Material for this task section start
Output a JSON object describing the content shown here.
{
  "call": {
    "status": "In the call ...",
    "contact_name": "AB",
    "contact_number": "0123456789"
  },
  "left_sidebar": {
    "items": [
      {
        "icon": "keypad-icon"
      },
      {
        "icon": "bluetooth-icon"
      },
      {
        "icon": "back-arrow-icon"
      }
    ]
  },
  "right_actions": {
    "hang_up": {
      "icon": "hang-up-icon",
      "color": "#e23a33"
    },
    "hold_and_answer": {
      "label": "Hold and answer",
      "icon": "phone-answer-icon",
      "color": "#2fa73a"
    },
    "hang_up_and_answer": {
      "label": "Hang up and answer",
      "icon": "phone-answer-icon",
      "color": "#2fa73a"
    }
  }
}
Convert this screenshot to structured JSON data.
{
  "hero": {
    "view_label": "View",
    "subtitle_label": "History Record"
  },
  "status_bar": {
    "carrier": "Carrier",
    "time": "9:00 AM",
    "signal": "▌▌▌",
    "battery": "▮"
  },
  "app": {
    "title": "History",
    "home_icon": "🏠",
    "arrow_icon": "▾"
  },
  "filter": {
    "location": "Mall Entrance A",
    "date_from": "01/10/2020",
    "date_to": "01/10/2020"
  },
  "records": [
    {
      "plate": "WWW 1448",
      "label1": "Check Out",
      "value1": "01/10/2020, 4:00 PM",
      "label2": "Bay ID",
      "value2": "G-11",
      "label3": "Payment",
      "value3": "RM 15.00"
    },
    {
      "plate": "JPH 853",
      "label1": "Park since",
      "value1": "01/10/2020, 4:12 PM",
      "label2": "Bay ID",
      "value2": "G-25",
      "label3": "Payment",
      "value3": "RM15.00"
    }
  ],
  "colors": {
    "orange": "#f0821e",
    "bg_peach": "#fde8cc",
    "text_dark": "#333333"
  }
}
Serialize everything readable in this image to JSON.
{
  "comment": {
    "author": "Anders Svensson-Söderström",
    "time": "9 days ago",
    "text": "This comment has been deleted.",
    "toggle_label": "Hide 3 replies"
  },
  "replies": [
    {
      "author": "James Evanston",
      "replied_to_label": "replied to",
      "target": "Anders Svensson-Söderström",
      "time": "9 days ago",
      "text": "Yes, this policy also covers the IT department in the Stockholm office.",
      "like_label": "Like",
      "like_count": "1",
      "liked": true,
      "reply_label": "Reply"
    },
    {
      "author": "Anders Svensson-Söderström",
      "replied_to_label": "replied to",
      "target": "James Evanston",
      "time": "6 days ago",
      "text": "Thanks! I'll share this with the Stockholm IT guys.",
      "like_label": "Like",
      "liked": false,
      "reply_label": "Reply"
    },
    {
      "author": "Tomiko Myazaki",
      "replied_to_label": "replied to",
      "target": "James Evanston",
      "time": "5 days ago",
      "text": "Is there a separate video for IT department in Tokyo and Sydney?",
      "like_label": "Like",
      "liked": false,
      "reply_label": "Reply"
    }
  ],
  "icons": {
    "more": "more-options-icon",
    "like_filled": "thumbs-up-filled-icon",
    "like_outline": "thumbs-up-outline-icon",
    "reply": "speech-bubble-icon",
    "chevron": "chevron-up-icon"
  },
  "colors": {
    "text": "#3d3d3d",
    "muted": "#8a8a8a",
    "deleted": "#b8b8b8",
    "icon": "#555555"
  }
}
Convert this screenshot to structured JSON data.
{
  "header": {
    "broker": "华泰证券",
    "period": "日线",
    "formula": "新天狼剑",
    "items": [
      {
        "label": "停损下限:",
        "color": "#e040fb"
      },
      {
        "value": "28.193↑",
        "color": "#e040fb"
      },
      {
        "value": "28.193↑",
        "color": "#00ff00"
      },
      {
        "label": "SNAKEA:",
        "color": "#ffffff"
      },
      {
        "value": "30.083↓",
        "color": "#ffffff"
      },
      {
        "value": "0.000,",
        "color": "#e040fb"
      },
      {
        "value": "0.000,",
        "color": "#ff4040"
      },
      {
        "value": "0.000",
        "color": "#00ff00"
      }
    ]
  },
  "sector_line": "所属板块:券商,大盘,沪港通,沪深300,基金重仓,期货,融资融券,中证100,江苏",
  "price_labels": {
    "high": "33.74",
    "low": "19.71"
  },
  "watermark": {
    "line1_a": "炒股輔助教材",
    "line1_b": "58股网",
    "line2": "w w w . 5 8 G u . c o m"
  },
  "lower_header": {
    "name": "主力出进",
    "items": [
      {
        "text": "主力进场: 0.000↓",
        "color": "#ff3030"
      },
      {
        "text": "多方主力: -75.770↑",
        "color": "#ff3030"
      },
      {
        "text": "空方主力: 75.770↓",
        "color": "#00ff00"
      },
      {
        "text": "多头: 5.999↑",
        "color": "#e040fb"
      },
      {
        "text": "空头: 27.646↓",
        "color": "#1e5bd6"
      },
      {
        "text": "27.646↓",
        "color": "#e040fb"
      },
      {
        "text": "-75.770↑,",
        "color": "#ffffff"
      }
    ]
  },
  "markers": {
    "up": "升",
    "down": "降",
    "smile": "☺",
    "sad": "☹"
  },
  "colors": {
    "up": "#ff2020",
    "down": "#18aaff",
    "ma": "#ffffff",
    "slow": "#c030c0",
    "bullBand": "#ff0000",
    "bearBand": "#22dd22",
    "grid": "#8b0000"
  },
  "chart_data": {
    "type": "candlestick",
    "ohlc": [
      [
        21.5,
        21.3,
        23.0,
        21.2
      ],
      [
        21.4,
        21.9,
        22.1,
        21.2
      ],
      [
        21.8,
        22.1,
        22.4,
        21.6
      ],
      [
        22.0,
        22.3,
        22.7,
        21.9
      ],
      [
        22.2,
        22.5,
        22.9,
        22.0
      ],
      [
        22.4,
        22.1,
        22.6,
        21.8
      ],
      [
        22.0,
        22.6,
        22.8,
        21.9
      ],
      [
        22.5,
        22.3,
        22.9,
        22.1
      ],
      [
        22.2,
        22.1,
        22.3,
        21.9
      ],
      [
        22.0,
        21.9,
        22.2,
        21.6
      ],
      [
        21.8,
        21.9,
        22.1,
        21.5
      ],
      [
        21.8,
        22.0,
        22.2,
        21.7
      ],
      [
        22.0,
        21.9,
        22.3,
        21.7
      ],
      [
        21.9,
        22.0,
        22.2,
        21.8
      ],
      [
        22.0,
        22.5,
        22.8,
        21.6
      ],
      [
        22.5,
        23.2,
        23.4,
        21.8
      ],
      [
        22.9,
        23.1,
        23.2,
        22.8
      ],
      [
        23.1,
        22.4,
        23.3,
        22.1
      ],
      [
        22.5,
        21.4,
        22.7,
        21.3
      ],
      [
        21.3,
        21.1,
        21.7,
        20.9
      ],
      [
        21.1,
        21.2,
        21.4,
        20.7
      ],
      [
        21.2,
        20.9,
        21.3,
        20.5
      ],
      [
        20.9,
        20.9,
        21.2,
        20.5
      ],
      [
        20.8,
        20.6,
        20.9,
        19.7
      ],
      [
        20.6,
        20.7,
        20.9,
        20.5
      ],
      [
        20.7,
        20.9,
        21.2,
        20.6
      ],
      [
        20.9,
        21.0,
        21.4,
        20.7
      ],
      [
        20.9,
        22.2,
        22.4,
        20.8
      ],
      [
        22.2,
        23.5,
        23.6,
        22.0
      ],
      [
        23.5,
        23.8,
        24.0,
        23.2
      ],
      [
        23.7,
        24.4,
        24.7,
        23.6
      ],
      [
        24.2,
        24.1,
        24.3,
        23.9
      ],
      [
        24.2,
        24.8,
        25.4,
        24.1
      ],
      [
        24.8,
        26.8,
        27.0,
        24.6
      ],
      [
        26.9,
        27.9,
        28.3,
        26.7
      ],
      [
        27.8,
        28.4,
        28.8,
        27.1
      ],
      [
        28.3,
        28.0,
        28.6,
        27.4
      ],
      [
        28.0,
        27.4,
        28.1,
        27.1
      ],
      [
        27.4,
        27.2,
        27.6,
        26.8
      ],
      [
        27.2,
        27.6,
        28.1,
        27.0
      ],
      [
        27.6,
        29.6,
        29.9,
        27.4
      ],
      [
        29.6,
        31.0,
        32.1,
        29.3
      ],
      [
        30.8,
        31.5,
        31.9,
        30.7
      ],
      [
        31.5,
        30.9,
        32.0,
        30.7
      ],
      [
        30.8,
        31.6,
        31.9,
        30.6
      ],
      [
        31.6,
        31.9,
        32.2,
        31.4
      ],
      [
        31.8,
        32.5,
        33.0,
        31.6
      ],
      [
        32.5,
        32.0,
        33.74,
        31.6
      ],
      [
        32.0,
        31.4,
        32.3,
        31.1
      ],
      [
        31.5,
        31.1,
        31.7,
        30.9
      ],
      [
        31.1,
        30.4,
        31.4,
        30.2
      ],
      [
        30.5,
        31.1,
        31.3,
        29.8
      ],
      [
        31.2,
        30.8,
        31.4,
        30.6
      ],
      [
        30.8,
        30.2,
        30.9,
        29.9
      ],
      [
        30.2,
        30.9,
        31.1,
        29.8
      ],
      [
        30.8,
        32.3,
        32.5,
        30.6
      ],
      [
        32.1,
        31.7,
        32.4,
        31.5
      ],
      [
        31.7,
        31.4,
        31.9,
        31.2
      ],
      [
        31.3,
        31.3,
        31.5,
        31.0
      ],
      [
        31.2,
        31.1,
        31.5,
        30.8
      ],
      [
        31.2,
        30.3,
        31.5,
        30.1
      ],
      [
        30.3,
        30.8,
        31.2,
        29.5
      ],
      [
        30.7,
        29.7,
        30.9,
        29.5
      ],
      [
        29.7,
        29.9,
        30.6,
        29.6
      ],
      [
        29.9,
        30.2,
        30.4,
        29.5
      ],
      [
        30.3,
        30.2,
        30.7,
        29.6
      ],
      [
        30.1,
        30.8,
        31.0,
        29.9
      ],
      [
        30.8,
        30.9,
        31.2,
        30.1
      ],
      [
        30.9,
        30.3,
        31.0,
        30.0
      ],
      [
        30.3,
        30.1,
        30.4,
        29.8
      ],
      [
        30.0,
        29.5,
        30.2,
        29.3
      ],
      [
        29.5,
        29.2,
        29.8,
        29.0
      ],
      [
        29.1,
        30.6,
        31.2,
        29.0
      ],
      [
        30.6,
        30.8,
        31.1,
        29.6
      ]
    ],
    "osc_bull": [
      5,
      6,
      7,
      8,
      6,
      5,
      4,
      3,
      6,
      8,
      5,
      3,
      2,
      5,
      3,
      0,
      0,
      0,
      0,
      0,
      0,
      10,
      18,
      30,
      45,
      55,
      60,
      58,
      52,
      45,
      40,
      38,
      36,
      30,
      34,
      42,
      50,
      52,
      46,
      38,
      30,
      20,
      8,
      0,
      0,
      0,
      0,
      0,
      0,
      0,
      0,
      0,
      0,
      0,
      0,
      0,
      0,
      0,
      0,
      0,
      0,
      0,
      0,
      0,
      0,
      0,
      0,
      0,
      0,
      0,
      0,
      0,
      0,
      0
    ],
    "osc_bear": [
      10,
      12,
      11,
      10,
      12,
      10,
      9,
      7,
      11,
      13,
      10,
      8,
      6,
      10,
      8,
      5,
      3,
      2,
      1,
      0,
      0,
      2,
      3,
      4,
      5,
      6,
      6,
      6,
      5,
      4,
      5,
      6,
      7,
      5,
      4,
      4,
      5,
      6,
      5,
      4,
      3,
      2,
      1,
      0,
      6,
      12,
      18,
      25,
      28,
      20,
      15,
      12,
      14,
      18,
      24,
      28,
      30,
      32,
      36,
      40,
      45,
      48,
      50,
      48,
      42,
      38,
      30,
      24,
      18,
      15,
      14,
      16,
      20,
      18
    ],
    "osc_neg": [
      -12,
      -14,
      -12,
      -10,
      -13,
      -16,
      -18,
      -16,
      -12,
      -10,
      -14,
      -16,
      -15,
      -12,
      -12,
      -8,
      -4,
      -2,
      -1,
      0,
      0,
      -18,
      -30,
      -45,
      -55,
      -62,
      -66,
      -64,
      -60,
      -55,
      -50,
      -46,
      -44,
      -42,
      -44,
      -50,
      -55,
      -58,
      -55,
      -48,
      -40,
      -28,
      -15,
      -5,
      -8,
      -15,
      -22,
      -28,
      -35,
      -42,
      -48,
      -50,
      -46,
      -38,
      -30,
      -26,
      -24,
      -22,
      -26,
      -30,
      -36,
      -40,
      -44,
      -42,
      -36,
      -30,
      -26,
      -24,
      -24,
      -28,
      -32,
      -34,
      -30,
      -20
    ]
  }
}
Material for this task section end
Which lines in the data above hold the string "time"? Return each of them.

Solution to the exercise:
    "time": "9:00 AM",
    "time": "9 days ago",
      "time": "9 days ago",
      "time": "6 days ago",
      "time": "5 days ago",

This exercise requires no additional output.